Experts call for making use of social marketing
to address health issues beyond family planning
Kochi, Dec 3: The first global health conference on social marketing (SM) and social franchising (SM) began here today with experts stressing the need to scale up the use of SM and SF tools to address a wider gamut of health challenges in India, instead of limiting them to just family planning.
In her address at the inaugural session of the conference, Ms. Anuradha Gupta, Additional Secretary and Mission Director of National Rural Health Mission (NRHM), Ministry of Health and Family Welfare (MoHFW), said that India was a pioneer in social marketing in the health sector. “But we have not been able to take it to the second level. It is mostly confined to family planning and marketing of contraceptives,” she said.
Experts in healthcare and allied areas from 25 countries are taking part in the three-day meet, the “Global Health Conference on Social Marketing and Franchising”, organised by HLFPPT, a not-for-profit trust promoted by the mini-Ratna Cental public sector enterprise HLL Lifecare Ltd, with the support of Ministry of Health & Family Welfare, Indian Institute of Corporate Affairs (IICA), HLL and National AIDS Control Organisation (NACO).
Explaining the need to diversify SM and SF initiatives, Ms. Gupta said it was important to contain maternal and child mortality in the country. “We are facing the emerging challenge of non-communicable diseases. There is an urgent need to pay attention to preventing diseases,” she said.
Ms. Gupta said that social marketing is about selling ideas and information that could influence behaviour aimed at addressing the concerns in public health. “Social franchising is the key and we need to appreciate its role in providing consistency of service and ensuring price standardisation,” she said.
Speaking on ‘The Social Marketing of Contraceptives and its impact on World Fertility Trends’, Mr. Philip D Harvey, President of DKT International (a non-profit organisation that designs and operates social marketing and clinical programs for family planning and AIDS prevention in developing countries), said that social marketing programmes have been serving 66 million couples across 67 countries in the world.
Elaborating on the advantages of social marketing, Mr. Harvey said that it uses pre-existing infrastructural skills besides reaching out to a large number of people. Social marketing is cost-effective and a bridge to self-sufficiency. In social marketing, contraceptives are sold and not given away. Social marketing is mostly products and Social Franchising is mostly about providing services, he said.

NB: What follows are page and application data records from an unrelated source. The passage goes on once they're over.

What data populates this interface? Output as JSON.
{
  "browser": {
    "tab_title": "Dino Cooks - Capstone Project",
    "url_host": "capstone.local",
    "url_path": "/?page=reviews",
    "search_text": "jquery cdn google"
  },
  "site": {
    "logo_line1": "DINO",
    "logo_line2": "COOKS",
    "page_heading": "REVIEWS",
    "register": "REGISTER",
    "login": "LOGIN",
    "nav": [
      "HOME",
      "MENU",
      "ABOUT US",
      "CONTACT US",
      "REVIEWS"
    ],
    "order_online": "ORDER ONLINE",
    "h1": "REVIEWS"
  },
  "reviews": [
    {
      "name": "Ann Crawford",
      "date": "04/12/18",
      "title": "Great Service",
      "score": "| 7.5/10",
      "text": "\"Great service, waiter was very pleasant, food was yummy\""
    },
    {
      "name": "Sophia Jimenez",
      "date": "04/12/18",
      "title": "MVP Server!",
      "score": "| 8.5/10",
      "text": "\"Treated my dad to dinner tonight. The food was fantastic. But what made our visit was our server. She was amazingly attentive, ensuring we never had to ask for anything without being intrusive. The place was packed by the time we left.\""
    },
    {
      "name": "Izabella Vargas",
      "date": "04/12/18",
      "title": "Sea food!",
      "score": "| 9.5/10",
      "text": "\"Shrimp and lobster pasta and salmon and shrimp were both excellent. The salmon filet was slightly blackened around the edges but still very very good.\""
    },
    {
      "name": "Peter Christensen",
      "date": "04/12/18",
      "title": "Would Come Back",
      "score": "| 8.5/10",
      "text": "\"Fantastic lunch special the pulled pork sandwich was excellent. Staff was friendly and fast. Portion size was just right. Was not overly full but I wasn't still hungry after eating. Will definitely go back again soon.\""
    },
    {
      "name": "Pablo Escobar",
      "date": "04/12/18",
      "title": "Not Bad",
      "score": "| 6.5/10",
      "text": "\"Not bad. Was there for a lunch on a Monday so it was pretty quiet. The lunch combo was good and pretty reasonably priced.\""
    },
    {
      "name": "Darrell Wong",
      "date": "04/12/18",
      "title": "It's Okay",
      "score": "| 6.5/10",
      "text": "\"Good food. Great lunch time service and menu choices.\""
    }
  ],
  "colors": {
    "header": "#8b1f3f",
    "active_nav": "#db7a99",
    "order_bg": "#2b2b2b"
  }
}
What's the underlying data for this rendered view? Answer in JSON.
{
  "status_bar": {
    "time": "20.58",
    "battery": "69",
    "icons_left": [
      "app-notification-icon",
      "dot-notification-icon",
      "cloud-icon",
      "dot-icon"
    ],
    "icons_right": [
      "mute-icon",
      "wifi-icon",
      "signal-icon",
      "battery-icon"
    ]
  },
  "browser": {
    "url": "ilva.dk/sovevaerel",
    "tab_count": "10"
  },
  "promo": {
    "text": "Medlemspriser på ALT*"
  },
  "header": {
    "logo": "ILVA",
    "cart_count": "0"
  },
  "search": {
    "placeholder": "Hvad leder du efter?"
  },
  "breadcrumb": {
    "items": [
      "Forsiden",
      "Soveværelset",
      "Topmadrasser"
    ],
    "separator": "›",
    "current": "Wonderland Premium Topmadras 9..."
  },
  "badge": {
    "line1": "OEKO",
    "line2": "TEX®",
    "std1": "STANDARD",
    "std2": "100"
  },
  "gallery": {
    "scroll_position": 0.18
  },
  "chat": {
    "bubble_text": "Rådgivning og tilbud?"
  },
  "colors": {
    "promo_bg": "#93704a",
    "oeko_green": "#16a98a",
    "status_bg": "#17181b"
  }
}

Dr. M. Ayyppan, Chairman and Managing Director of HLL Lifecare Ltd, said that the initiatives to provide infrastructure for population stabilisation are like the hardware of a computer system. However, the real challenge is the development of the software – to make people believe and accept the need for change or transformation. This is where the role of social marketing in changing the behaviour of people becomes significant, he said.
Ms. Sheena Chhabra, Team Leader, Health Systems Development, US Agency for International Development(USAID); Ms Frederika Meijer, Representative, United Nations Population Fund, India and Country Director, UNFPA, Bhutan; Mr. Guy Stallworthy, Senior Programme Officer, Integrated Delivery, Bill and Melinda Gates Foundation; Mr. Sam Sharpe, Country Head, Department for International Development; Mr. Tewodross Melesse, Director General, International Planned Parenthood Federation; spoke.
Ms. Anuradha Gupta released the book ‘Social Marketing in India’ penned jointly by Ms. Nancy Lee, Adjunct Faculty of University of Washington and Mr. Sameer Deshpande, Associate Professor, University of Lethbridge, on the occasion.
Dr. M. Ayyappan welcomed the gathering while Mr. Sharad Agarwal, Chief Executive Officer of HLFPPT proposed the vote of thanks.